(Entries from a dataset of interfaces)
Start of Block

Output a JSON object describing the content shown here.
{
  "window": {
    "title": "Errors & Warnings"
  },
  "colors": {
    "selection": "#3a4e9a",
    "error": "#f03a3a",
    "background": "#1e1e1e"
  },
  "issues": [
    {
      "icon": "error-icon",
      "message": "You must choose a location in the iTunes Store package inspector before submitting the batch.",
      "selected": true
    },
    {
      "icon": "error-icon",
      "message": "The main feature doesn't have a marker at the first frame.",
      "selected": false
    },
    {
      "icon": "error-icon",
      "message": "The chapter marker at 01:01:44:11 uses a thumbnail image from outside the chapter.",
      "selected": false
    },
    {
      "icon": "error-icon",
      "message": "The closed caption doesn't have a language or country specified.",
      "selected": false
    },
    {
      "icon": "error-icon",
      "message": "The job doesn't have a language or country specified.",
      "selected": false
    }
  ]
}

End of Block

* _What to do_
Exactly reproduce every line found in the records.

* _Worked solution_
Output a JSON object describing the content shown here.
{
  "window": {
    "title": "Errors & Warnings"
  },
  "colors": {
    "selection": "#3a4e9a",
    "error": "#f03a3a",
    "background": "#1e1e1e"
  },
  "issues": [
    {
      "icon": "error-icon",
      "message": "You must choose a location in the iTunes Store package inspector before submitting the batch.",
      "selected": true
    },
    {
      "icon": "error-icon",
      "message": "The main feature doesn't have a marker at the first frame.",
      "selected": false
    },
    {
      "icon": "error-icon",
      "message": "The chapter marker at 01:01:44:11 uses a thumbnail image from outside the chapter.",
      "selected": false
    },
    {
      "icon": "error-icon",
      "message": "The closed caption doesn't have a language or country specified.",
      "selected": false
    },
    {
      "icon": "error-icon",
      "message": "The job doesn't have a language or country specified.",
      "selected": false
    }
  ]
}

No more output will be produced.